[About this exercise]
Set the entries down once more, exactly as they are worded.

(Records excerpted from a collection)
►

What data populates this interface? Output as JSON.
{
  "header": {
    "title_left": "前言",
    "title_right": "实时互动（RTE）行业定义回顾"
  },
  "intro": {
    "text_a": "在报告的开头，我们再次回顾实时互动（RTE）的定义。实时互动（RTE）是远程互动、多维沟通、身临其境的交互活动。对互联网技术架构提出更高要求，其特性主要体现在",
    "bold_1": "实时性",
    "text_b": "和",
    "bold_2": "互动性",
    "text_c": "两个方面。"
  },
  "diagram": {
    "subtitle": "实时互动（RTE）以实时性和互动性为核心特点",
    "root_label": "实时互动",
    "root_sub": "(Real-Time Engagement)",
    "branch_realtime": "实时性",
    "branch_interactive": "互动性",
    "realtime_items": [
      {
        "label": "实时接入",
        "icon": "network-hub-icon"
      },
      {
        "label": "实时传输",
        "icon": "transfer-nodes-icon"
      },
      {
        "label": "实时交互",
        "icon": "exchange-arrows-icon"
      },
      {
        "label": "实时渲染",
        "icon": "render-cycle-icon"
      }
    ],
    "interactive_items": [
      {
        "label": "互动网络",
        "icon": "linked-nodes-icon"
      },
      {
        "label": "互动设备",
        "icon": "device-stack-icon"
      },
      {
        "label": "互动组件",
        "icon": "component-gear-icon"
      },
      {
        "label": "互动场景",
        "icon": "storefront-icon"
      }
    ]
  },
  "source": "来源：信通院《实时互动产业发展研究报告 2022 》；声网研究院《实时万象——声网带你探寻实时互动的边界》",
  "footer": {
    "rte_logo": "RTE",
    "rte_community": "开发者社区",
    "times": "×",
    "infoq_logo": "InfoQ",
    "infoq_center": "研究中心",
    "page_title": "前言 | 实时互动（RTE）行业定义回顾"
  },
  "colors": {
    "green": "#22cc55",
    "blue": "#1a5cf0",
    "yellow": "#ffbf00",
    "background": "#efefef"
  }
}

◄

[Output]
What data populates this interface? Output as JSON.
{
  "header": {
    "title_left": "前言",
    "title_right": "实时互动（RTE）行业定义回顾"
  },
  "intro": {
    "text_a": "在报告的开头，我们再次回顾实时互动（RTE）的定义。实时互动（RTE）是远程互动、多维沟通、身临其境的交互活动。对互联网技术架构提出更高要求，其特性主要体现在",
    "bold_1": "实时性",
    "text_b": "和",
    "bold_2": "互动性",
    "text_c": "两个方面。"
  },
  "diagram": {
    "subtitle": "实时互动（RTE）以实时性和互动性为核心特点",
    "root_label": "实时互动",
    "root_sub": "(Real-Time Engagement)",
    "branch_realtime": "实时性",
    "branch_interactive": "互动性",
    "realtime_items": [
      {
        "label": "实时接入",
        "icon": "network-hub-icon"
      },
      {
        "label": "实时传输",
        "icon": "transfer-nodes-icon"
      },
      {
        "label": "实时交互",
        "icon": "exchange-arrows-icon"
      },
      {
        "label": "实时渲染",
        "icon": "render-cycle-icon"
      }
    ],
    "interactive_items": [
      {
        "label": "互动网络",
        "icon": "linked-nodes-icon"
      },
      {
        "label": "互动设备",
        "icon": "device-stack-icon"
      },
      {
        "label": "互动组件",
        "icon": "component-gear-icon"
      },
      {
        "label": "互动场景",
        "icon": "storefront-icon"
      }
    ]
  },
  "source": "来源：信通院《实时互动产业发展研究报告 2022 》；声网研究院《实时万象——声网带你探寻实时互动的边界》",
  "footer": {
    "rte_logo": "RTE",
    "rte_community": "开发者社区",
    "times": "×",
    "infoq_logo": "InfoQ",
    "infoq_center": "研究中心",
    "page_title": "前言 | 实时互动（RTE）行业定义回顾"
  },
  "colors": {
    "green": "#22cc55",
    "blue": "#1a5cf0",
    "yellow": "#ffbf00",
    "background": "#efefef"
  }
}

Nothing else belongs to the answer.